- _Problem requirements_
Take every line from the entries below that includes the word "nisi" and copy it.

- _Information supplied_
○ ○ ○ ○ ○
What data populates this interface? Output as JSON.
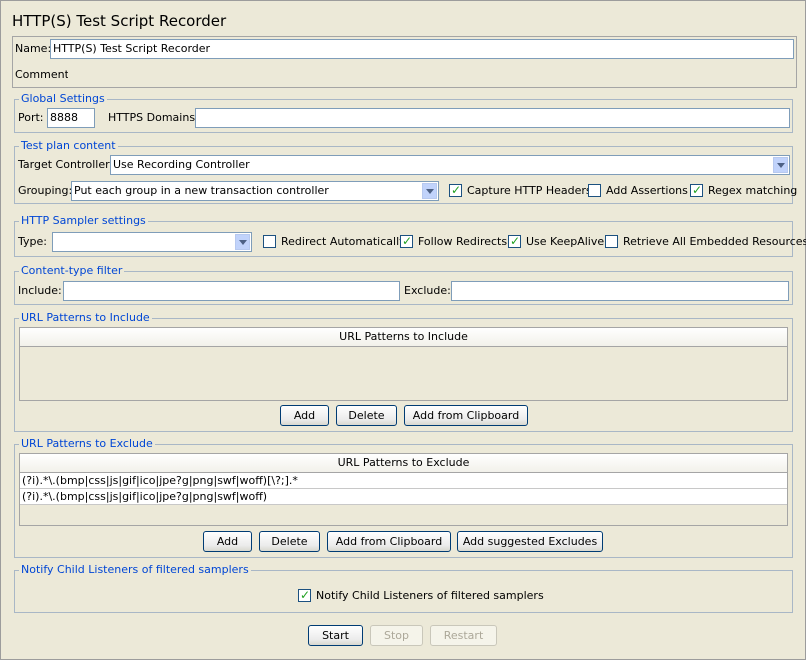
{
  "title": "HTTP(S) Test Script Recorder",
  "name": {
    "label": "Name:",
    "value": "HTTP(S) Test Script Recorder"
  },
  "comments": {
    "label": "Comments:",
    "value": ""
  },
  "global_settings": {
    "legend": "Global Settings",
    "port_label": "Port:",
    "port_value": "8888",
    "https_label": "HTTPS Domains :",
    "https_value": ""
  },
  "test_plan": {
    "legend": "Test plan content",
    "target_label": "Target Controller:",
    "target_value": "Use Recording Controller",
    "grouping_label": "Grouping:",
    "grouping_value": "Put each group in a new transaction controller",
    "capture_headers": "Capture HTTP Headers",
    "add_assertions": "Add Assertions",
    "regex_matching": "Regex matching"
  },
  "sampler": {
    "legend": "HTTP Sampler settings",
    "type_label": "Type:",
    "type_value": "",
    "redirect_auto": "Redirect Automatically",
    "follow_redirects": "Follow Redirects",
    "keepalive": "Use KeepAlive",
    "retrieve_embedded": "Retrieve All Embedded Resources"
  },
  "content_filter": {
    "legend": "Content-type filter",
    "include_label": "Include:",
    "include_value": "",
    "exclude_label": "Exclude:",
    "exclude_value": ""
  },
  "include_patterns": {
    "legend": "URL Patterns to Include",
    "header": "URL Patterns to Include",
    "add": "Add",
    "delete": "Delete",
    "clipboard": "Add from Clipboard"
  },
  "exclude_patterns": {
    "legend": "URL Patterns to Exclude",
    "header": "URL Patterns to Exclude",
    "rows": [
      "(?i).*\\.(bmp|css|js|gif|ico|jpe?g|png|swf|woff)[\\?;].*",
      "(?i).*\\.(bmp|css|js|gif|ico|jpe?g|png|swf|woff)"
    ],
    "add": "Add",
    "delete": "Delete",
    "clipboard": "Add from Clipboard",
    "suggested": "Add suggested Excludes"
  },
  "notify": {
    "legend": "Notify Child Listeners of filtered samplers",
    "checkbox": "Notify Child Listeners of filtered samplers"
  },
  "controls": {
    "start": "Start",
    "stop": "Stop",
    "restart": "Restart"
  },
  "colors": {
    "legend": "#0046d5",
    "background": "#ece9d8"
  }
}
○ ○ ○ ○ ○
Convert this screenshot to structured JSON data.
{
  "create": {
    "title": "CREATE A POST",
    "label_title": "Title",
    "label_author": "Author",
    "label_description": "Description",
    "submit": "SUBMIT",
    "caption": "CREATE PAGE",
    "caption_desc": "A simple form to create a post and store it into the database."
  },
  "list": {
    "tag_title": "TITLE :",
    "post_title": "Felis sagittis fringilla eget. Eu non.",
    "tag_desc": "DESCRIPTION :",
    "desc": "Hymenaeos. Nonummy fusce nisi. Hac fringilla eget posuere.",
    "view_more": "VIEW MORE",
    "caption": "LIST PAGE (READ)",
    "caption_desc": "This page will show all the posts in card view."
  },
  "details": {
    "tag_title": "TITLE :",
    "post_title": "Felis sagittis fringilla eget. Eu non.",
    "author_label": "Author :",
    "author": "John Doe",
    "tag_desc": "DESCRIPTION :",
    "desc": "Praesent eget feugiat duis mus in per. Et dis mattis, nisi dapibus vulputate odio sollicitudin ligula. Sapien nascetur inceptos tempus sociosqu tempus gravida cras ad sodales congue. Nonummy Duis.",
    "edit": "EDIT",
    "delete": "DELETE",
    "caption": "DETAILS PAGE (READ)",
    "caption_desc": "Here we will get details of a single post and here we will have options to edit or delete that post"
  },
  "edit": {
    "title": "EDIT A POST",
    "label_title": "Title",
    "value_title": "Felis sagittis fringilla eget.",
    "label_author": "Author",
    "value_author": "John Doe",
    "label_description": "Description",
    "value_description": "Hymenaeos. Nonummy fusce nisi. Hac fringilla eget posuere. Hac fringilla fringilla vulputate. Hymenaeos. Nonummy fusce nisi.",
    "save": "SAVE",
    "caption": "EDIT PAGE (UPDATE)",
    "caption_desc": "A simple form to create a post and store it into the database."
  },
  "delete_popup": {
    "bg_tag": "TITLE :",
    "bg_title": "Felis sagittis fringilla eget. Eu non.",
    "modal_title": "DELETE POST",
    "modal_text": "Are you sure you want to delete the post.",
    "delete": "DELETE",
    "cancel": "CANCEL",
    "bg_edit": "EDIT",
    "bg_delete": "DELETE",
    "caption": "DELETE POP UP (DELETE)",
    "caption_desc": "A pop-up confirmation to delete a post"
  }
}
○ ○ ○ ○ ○
- _Response to this exercise_
    "desc": "Hymenaeos. Nonummy fusce nisi. Hac fringilla eget posuere.",
    "desc": "Praesent eget feugiat duis mus in per. Et dis mattis, nisi dapibus vulputate odio sollicitudin ligula. Sapien nascetur inceptos tempus sociosqu tempus gravida cras ad sodales congue. Nonummy Duis.",
    "value_description": "Hymenaeos. Nonummy fusce nisi. Hac fringilla eget posuere. Hac fringilla fringilla vulputate. Hymenaeos. Nonummy fusce nisi.",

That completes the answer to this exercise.